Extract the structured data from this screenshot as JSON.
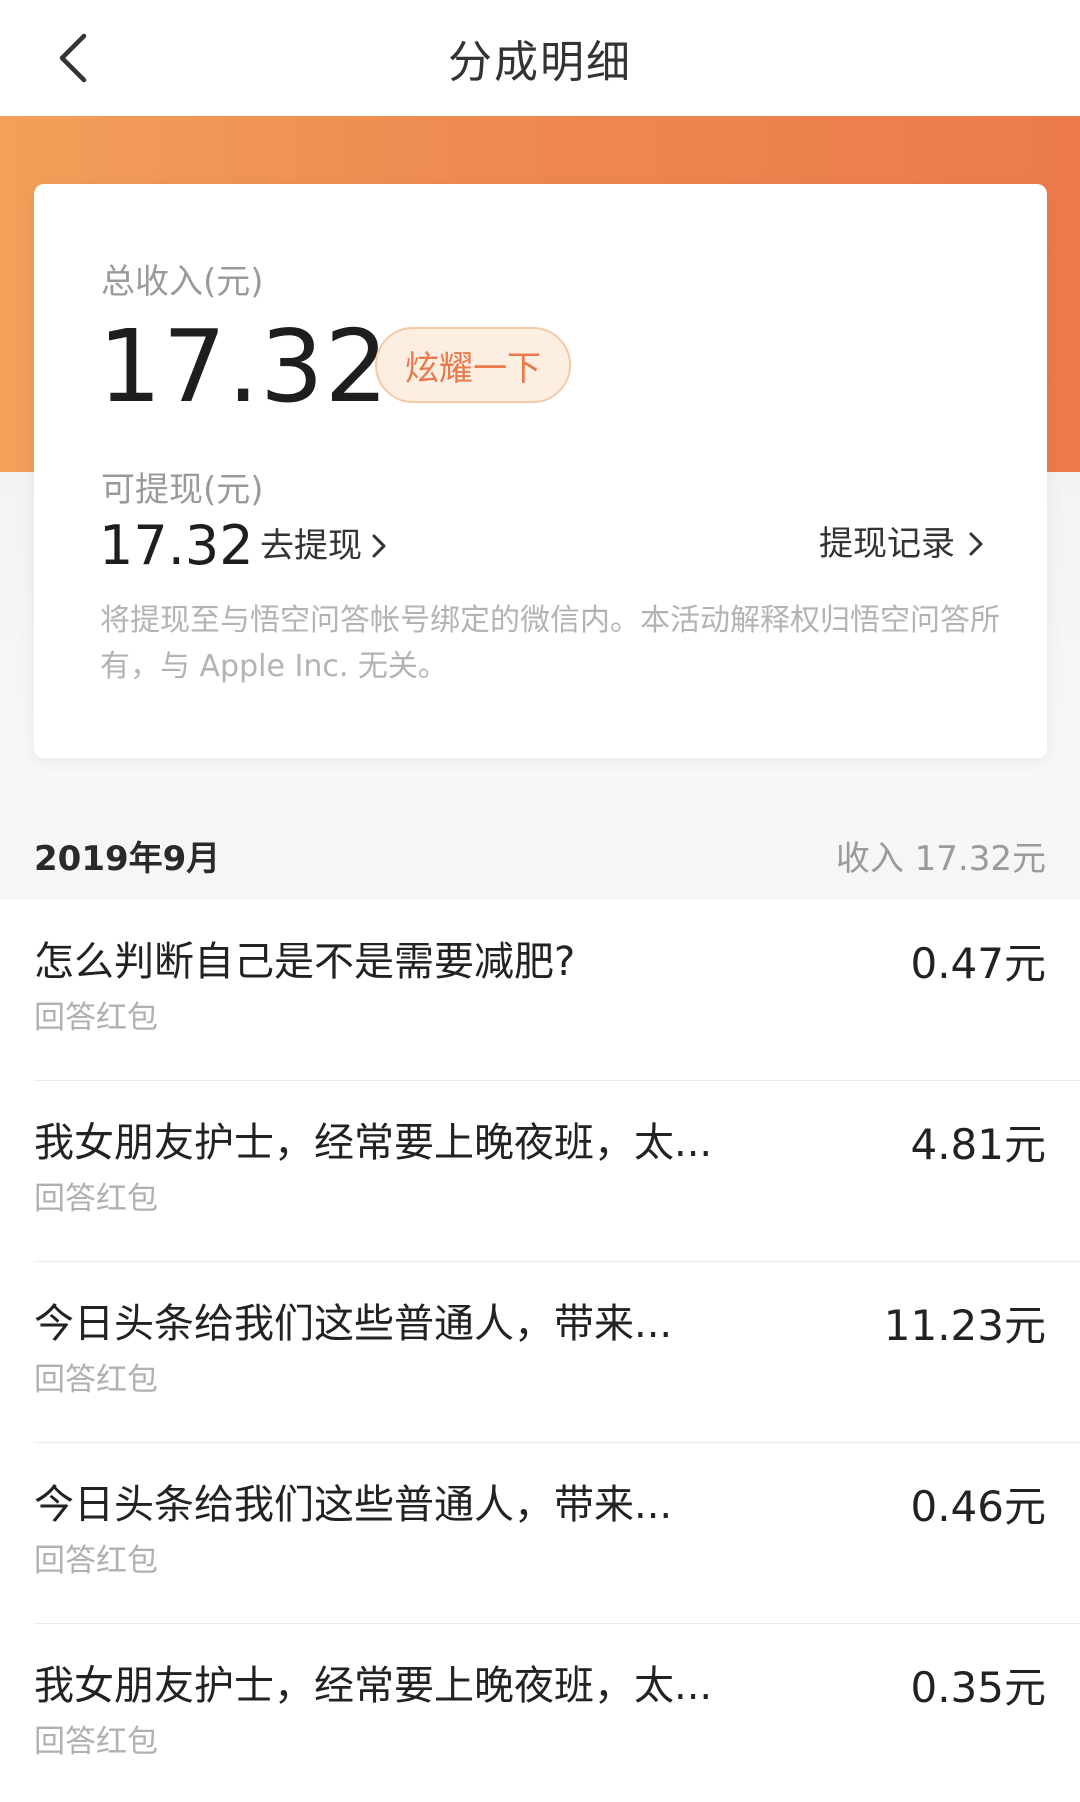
{
  "header": {
    "title": "分成明细"
  },
  "summary": {
    "total_label": "总收入(元)",
    "total_amount": "17.32",
    "show_off_label": "炫耀一下",
    "withdrawable_label": "可提现(元)",
    "withdrawable_amount": "17.32",
    "go_withdraw_label": "去提现",
    "withdraw_records_label": "提现记录",
    "notice": "将提现至与悟空问答帐号绑定的微信内。本活动解释权归悟空问答所有，与 Apple Inc. 无关。"
  },
  "month": {
    "label": "2019年9月",
    "income": "收入 17.32元"
  },
  "items": [
    {
      "title": "怎么判断自己是不是需要减肥?",
      "sub": "回答红包",
      "amount": "0.47元"
    },
    {
      "title": "我女朋友护士，经常要上晚夜班，太...",
      "sub": "回答红包",
      "amount": "4.81元"
    },
    {
      "title": "今日头条给我们这些普通人，带来...",
      "sub": "回答红包",
      "amount": "11.23元"
    },
    {
      "title": "今日头条给我们这些普通人，带来...",
      "sub": "回答红包",
      "amount": "0.46元"
    },
    {
      "title": "我女朋友护士，经常要上晚夜班，太...",
      "sub": "回答红包",
      "amount": "0.35元"
    }
  ],
  "colors": {
    "accent": "#ec7a4c",
    "banner_start": "#f2a05a",
    "badge_bg": "#fdeee2",
    "badge_text": "#e9784b"
  },
  "icons": {
    "back": "back-arrow-icon",
    "chevron": "chevron-right-icon"
  }
}
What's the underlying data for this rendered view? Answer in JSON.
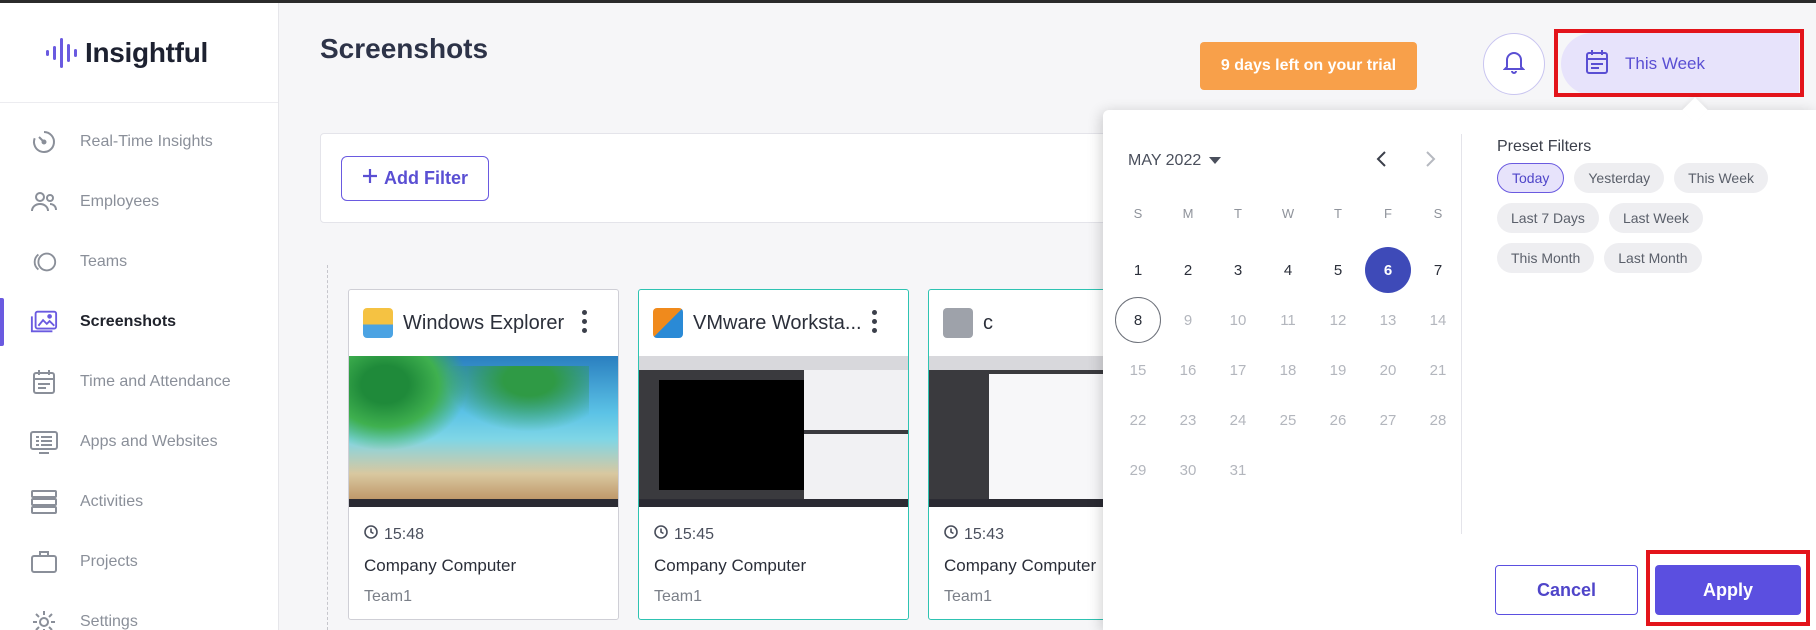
{
  "app": {
    "name": "Insightful"
  },
  "sidebar": {
    "items": [
      {
        "label": "Real-Time Insights",
        "icon": "gauge-icon"
      },
      {
        "label": "Employees",
        "icon": "people-icon"
      },
      {
        "label": "Teams",
        "icon": "teams-icon"
      },
      {
        "label": "Screenshots",
        "icon": "image-icon",
        "active": true
      },
      {
        "label": "Time and Attendance",
        "icon": "calendar-icon"
      },
      {
        "label": "Apps and Websites",
        "icon": "monitor-list-icon"
      },
      {
        "label": "Activities",
        "icon": "stack-icon"
      },
      {
        "label": "Projects",
        "icon": "briefcase-icon"
      },
      {
        "label": "Settings",
        "icon": "gear-icon"
      }
    ]
  },
  "header": {
    "title": "Screenshots",
    "trial_text": "9 days left on your trial",
    "date_range_label": "This Week"
  },
  "filters": {
    "add_filter_label": "Add Filter"
  },
  "cards": [
    {
      "app": "Windows Explorer",
      "time": "15:48",
      "computer": "Company Computer",
      "team": "Team1"
    },
    {
      "app": "VMware Worksta...",
      "time": "15:45",
      "computer": "Company Computer",
      "team": "Team1"
    },
    {
      "app": "c",
      "time": "15:43",
      "computer": "Company Computer",
      "team": "Team1"
    }
  ],
  "datepicker": {
    "month_label": "MAY 2022",
    "weekdays": [
      "S",
      "M",
      "T",
      "W",
      "T",
      "F",
      "S"
    ],
    "days": [
      "1",
      "2",
      "3",
      "4",
      "5",
      "6",
      "7",
      "8",
      "9",
      "10",
      "11",
      "12",
      "13",
      "14",
      "15",
      "16",
      "17",
      "18",
      "19",
      "20",
      "21",
      "22",
      "23",
      "24",
      "25",
      "26",
      "27",
      "28",
      "29",
      "30",
      "31"
    ],
    "selected_day": "6",
    "today_day": "8",
    "preset_title": "Preset Filters",
    "presets": [
      "Today",
      "Yesterday",
      "This Week",
      "Last 7 Days",
      "Last Week",
      "This Month",
      "Last Month"
    ],
    "active_preset": "Today",
    "cancel_label": "Cancel",
    "apply_label": "Apply"
  },
  "colors": {
    "accent": "#6a5ae0",
    "trial": "#f8a04a",
    "selected_day": "#3e4ab8",
    "highlight": "#e3141b"
  }
}
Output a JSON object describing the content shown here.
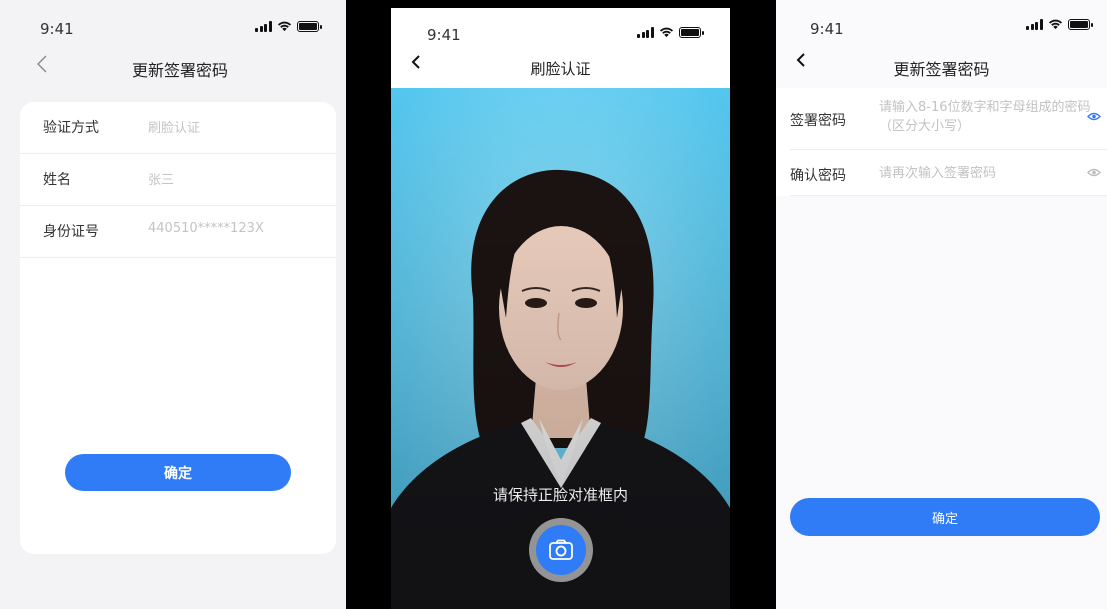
{
  "screen1": {
    "status_time": "9:41",
    "nav_title": "更新签署密码",
    "fields": [
      {
        "label": "验证方式",
        "value": "刷脸认证"
      },
      {
        "label": "姓名",
        "value": "张三"
      },
      {
        "label": "身份证号",
        "value": "440510*****123X"
      }
    ],
    "confirm_label": "确定"
  },
  "screen2": {
    "status_time": "9:41",
    "nav_title": "刷脸认证",
    "hint": "请保持正脸对准框内"
  },
  "screen3": {
    "status_time": "9:41",
    "nav_title": "更新签署密码",
    "fields": [
      {
        "label": "签署密码",
        "placeholder": "请输入8-16位数字和字母组成的密码（区分大小写）"
      },
      {
        "label": "确认密码",
        "placeholder": "请再次输入签署密码"
      }
    ],
    "confirm_label": "确定"
  },
  "icons": {
    "back": "chevron-left-icon",
    "signal": "signal-icon",
    "wifi": "wifi-icon",
    "battery": "battery-icon",
    "eye": "eye-icon",
    "camera": "camera-icon"
  },
  "colors": {
    "accent": "#2f7cf6",
    "camera_bg": "#66d2f4"
  }
}
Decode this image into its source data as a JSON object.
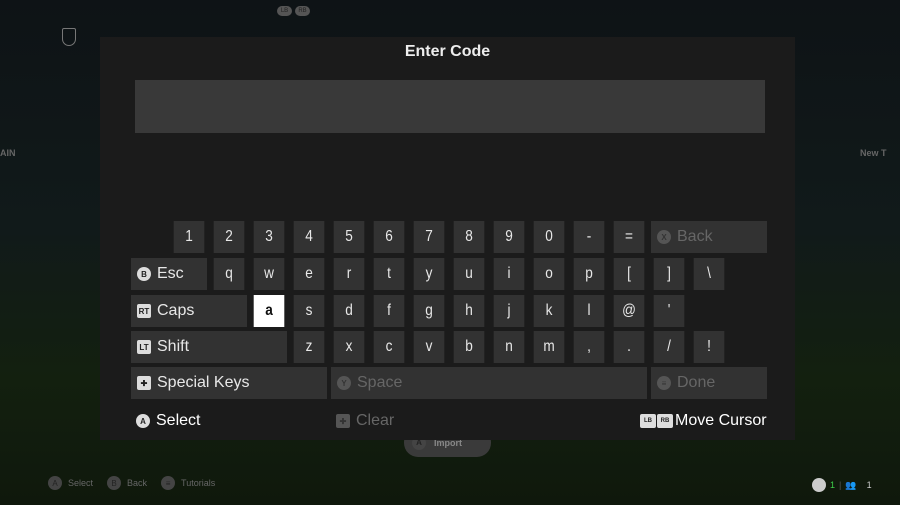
{
  "background": {
    "left_label": "AIN",
    "right_label": "New T",
    "top_buttons": [
      "LB",
      "RB"
    ],
    "import_button": "Import",
    "import_badge": "A"
  },
  "footer": {
    "items": [
      {
        "badge": "A",
        "label": "Select"
      },
      {
        "badge": "B",
        "label": "Back"
      },
      {
        "badge": "≡",
        "label": "Tutorials"
      }
    ],
    "status_count_1": "1",
    "status_count_2": "1"
  },
  "dialog": {
    "title": "Enter Code",
    "input_value": "",
    "rows": [
      [
        "1",
        "2",
        "3",
        "4",
        "5",
        "6",
        "7",
        "8",
        "9",
        "0",
        "-",
        "=",
        "Back"
      ],
      [
        "Esc",
        "q",
        "w",
        "e",
        "r",
        "t",
        "y",
        "u",
        "i",
        "o",
        "p",
        "[",
        "]",
        "\\"
      ],
      [
        "Caps",
        "a",
        "s",
        "d",
        "f",
        "g",
        "h",
        "j",
        "k",
        "l",
        "@",
        "'"
      ],
      [
        "Shift",
        "z",
        "x",
        "c",
        "v",
        "b",
        "n",
        "m",
        ",",
        ".",
        "/",
        "!"
      ],
      [
        "Special Keys",
        "Space",
        "Done"
      ]
    ],
    "badges": {
      "Back": "X",
      "Esc": "B",
      "Caps": "RT",
      "Shift": "LT",
      "Special Keys": "✚",
      "Space": "Y",
      "Done": "≡"
    },
    "selected_key": "a",
    "hints": {
      "select": "Select",
      "select_badge": "A",
      "clear": "Clear",
      "move_cursor": "Move Cursor",
      "move_badges": [
        "LB",
        "RB"
      ]
    }
  },
  "colors": {
    "panel": "#1b1b1b",
    "key": "#323232",
    "selected": "#ffffff",
    "accent_green": "#3ecf4a"
  }
}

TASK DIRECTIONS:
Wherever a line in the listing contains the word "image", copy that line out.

EXERCISE RESPONSE:
        "icon": "image-icon",
Decode this image into its source data as a JSON object.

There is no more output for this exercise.